Artists from all over at NCPA
Three-day festival at NCPA enthralls audience with its impressive line-up of artistes from around the globe.music Updated: Oct 18, 2011 13:40 IST
For three successive evenings, horns blew, basses reverberated and gentle jazz brushes enthralled the audience at the Tata Theatre, National Centre for Performing Arts (NCPA). The cultural hub of the city played host to some exceptional jazz artistes from around the globe at its first international jazz festival, JazzMatazz, that was held from October 14 to 16. And if you thought pure traditional jazz had no takers in the city, you only had to look at the full house to change your opinion.

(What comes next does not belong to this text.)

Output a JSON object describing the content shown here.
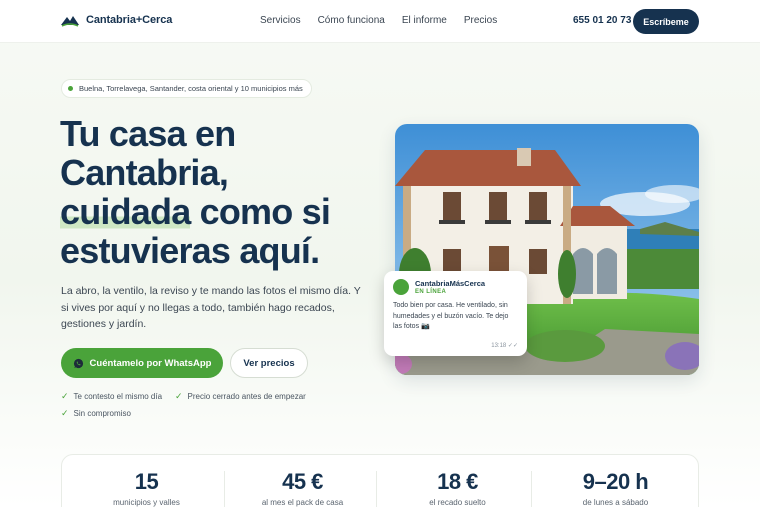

The festival opened with the performance by Kolkata-based guitarist Carlton Kitto’s ensemble. Master of the up tempo be-bop style of playing, Kitto’s act was enjoyable from the first note. The performance featured beautiful improvisations on the guitar, interspersed with rapturous drum solos by Nondon Bagchi. The audience, comprising mostly people over the age of 40, tapped their feet and snapped fingers, as young vocalist Ishita Chakravarty performed standards like Goody Goody… and Sweet Georgia Brown…
Trumpet virtuoso Jon Faddis amazed everyone with a tribute to his mentor, trumpeter Dizzy Gillespie, with compositions entitled Gillespiana. The second day began with Steve Turre taking centrestage, enthralling the discerning audience with his genius on the trombone and conch shells. In what turned out to be the most colourful performance at the fest, The Three Ladies of Blues impressed everyone with their flamboyant act, which was high on showmanship and musicality and featured the Gustav Csik Trio. The evening concluded with the Cedar Walton Trio. The exceptional musicians delighted everyone with the command on their instruments — piano, bass and drums.
The Beets Brothers, featuring Peter on the piano, Marius on the guitar and Alexander on the clarinet, started day three. Sri Lankan pianist Harsha Makalande and his group Khrome, which followed next, incorporated South Asian percussion instruments in their performance. “Jazz is a great genre because it allows other musical forms to seep into it,” said Makalande in between the compositions. The fest concluded with an outstanding performance by Louise Hayes and the Cannonball Legacy.